Copy each line of the data that has "name" in it.
====================
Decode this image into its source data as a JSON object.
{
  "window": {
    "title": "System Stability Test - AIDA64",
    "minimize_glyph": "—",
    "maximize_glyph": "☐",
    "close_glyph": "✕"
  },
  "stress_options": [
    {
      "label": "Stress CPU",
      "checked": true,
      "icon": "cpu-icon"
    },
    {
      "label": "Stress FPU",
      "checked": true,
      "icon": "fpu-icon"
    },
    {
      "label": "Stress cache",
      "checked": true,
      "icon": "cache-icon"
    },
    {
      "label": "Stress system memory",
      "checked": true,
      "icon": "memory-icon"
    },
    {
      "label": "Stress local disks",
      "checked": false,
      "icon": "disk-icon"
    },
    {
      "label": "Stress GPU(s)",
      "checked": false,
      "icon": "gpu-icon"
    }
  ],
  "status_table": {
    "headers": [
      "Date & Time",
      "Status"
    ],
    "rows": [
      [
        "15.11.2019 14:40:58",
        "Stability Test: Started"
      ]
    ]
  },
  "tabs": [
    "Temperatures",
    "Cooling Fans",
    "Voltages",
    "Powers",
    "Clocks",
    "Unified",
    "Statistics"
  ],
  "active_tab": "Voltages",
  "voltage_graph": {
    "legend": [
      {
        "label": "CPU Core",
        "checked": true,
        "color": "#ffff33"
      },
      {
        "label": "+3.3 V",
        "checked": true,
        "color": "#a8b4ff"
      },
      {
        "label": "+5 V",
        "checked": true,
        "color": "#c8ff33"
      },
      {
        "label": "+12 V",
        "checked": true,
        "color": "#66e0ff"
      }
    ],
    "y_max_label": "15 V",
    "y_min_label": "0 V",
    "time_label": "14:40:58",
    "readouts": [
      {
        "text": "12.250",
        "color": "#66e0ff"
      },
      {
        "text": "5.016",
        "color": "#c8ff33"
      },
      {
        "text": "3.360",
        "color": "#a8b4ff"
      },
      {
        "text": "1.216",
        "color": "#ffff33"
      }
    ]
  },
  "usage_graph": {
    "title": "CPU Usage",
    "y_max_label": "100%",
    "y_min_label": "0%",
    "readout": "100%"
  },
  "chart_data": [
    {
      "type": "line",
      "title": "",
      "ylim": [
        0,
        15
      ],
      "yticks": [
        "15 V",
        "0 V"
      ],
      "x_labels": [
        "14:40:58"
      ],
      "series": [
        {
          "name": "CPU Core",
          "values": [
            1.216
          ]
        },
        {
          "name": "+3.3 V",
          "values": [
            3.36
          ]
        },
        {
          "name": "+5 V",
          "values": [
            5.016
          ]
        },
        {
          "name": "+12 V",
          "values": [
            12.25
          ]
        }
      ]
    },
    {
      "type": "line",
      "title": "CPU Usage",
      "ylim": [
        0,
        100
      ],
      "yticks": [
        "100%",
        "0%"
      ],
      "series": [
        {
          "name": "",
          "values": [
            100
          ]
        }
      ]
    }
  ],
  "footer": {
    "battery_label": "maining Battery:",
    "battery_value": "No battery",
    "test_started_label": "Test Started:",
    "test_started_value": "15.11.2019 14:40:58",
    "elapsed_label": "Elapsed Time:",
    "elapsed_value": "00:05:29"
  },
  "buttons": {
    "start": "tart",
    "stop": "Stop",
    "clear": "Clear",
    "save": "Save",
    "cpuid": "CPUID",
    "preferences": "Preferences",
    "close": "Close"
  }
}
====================
ANSWER BELOW.
          "name": "CPU Core",
          "name": "+3.3 V",
          "name": "+5 V",
          "name": "+12 V",
          "name": "",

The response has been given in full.